START Data to examine

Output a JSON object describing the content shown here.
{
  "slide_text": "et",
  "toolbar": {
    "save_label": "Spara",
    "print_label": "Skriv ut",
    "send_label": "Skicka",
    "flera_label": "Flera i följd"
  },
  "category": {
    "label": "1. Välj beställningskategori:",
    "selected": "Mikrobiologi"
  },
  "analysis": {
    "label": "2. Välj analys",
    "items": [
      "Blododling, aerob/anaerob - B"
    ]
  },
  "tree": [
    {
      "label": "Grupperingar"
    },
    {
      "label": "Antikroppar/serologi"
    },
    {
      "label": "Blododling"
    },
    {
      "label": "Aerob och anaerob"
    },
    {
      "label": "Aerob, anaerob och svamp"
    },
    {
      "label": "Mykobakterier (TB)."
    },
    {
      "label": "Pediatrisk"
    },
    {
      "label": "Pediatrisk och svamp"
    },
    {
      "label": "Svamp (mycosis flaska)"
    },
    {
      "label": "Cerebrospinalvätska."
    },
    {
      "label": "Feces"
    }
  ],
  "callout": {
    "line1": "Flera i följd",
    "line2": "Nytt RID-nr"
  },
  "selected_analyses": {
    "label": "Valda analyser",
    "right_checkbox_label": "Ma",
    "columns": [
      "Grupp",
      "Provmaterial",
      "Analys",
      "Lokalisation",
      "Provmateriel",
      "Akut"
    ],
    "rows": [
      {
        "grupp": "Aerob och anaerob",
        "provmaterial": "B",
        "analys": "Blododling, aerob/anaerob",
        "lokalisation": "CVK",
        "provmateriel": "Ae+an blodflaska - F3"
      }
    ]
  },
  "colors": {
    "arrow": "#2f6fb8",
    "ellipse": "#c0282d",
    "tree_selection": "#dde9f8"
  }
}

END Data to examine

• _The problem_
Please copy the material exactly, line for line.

• _Result for this task_
Output a JSON object describing the content shown here.
{
  "slide_text": "et",
  "toolbar": {
    "save_label": "Spara",
    "print_label": "Skriv ut",
    "send_label": "Skicka",
    "flera_label": "Flera i följd"
  },
  "category": {
    "label": "1. Välj beställningskategori:",
    "selected": "Mikrobiologi"
  },
  "analysis": {
    "label": "2. Välj analys",
    "items": [
      "Blododling, aerob/anaerob - B"
    ]
  },
  "tree": [
    {
      "label": "Grupperingar"
    },
    {
      "label": "Antikroppar/serologi"
    },
    {
      "label": "Blododling"
    },
    {
      "label": "Aerob och anaerob"
    },
    {
      "label": "Aerob, anaerob och svamp"
    },
    {
      "label": "Mykobakterier (TB)."
    },
    {
      "label": "Pediatrisk"
    },
    {
      "label": "Pediatrisk och svamp"
    },
    {
      "label": "Svamp (mycosis flaska)"
    },
    {
      "label": "Cerebrospinalvätska."
    },
    {
      "label": "Feces"
    }
  ],
  "callout": {
    "line1": "Flera i följd",
    "line2": "Nytt RID-nr"
  },
  "selected_analyses": {
    "label": "Valda analyser",
    "right_checkbox_label": "Ma",
    "columns": [
      "Grupp",
      "Provmaterial",
      "Analys",
      "Lokalisation",
      "Provmateriel",
      "Akut"
    ],
    "rows": [
      {
        "grupp": "Aerob och anaerob",
        "provmaterial": "B",
        "analys": "Blododling, aerob/anaerob",
        "lokalisation": "CVK",
        "provmateriel": "Ae+an blodflaska - F3"
      }
    ]
  },
  "colors": {
    "arrow": "#2f6fb8",
    "ellipse": "#c0282d",
    "tree_selection": "#dde9f8"
  }
}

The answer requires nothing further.